While many say alcohol impairment is worse than cannabis impairment, researcher Scott MacDonald says both increase the likelihood of fatal crashes when driving, with alcohol still being the most dangerous drug on the road.
New laws came into effect Tuesday allowing police officers to collect a breath sample from any driver that has been lawfully stopped, without requiring the suspicion that the person has been drinking.
However, there needs to be more research around cannabis and driving, said MacDonald, a scientist with UVic’s Canadian Institute for Substance Use Research who has focused his career on research issues in the field of substance use including impaired driving laws, the role of substance use in injuries, program evaluation, and cannabis and alcohol policy.

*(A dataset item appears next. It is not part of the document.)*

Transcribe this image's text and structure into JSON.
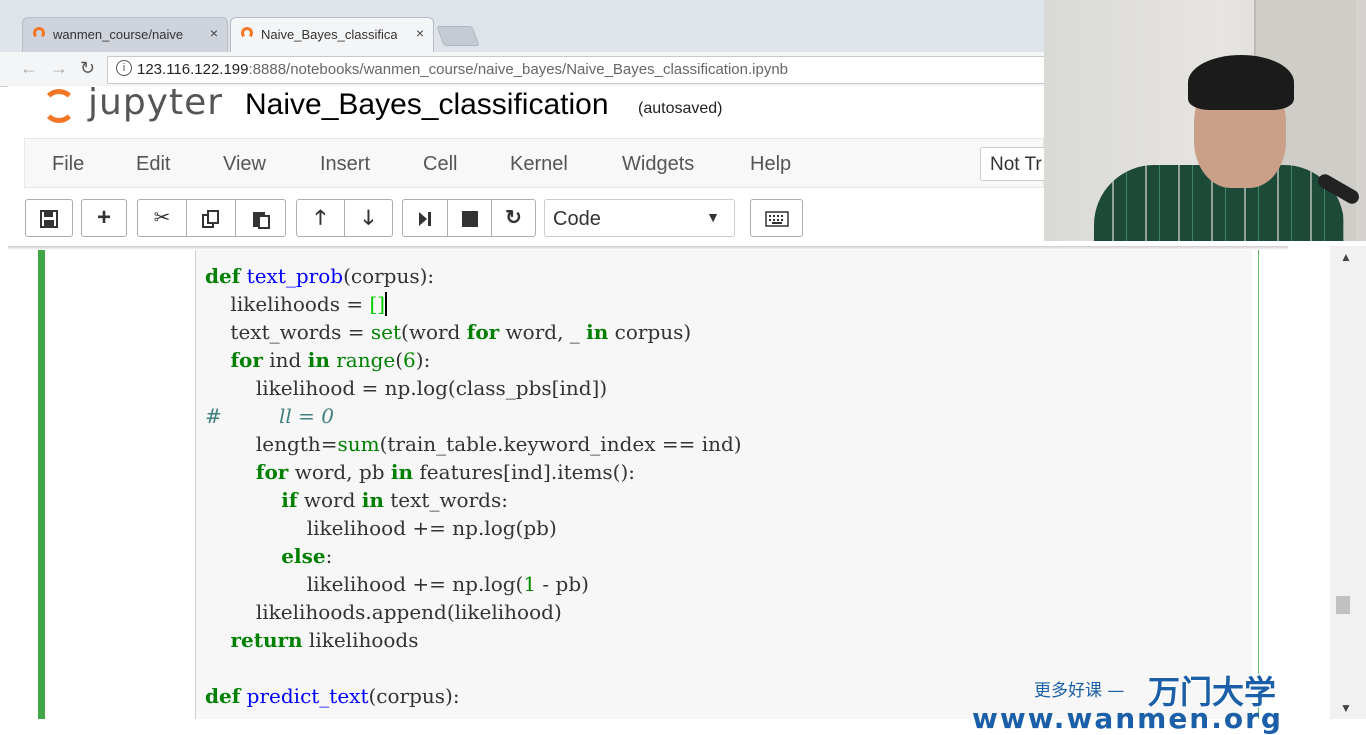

Until studies show differently, alcohol is the most dangerous drug on the road, he said.
“There’s been less studies on the effects of cannabis than alcohol because cannabis was illegal,” MacDonald said. “Cannabis impairment is associated with increased likelihood of fatal crashes with a large scale study in Australia.”
The top three driving factors that led to B.C. fatalities in 2017 were speed (70), impairment (70), and distracted driving (73).
With cannabis legalization comes a new era, some of which MacDonald captures in his new book, Cannabis Crashes: Myths & Truths, a research-based text for students, policy makers, lawyers and experts in the field of substance use and crashes.
“One of the problems is the rate at which THC [tetrahydrocannabinol] passes through the system,” MacDonald said.
In some users it can pass through in a day, while in others, it can hang around for a week, he added. This could – and likely will – create challenges in tracking cannabis impairment if a driver is guilty of causing a motor vehicle incident and tests positive for levels of THC, but is actually sober.
In anticipation of new drunk driving laws and a potential increase in cannabis impairment on the road, MacDonald visited DriveWise B.C.’s Saanich office to experience the driving simulator, without having to ingest either.
The simulator can create a multitude of scenarios and conditions but is also not meant to replace what actually happens on the road, said Kate Wells, operations manager for DriveWise B.C.
Rather, it is to create scenarios so that drivers new and old can learn how to prepare themselves in case they do encounter those situations, she said.
Wearing adapted ski goggles that intentionally blur your vision and depth perception, Wells began driving the machine while MacDonald talked about what impairment symptoms lead to crashes. Mostly weaving, slower reaction times and fatigue, including falling asleep at the wheel, all from high blood alcohol concentrations.
– With files from Keri Coles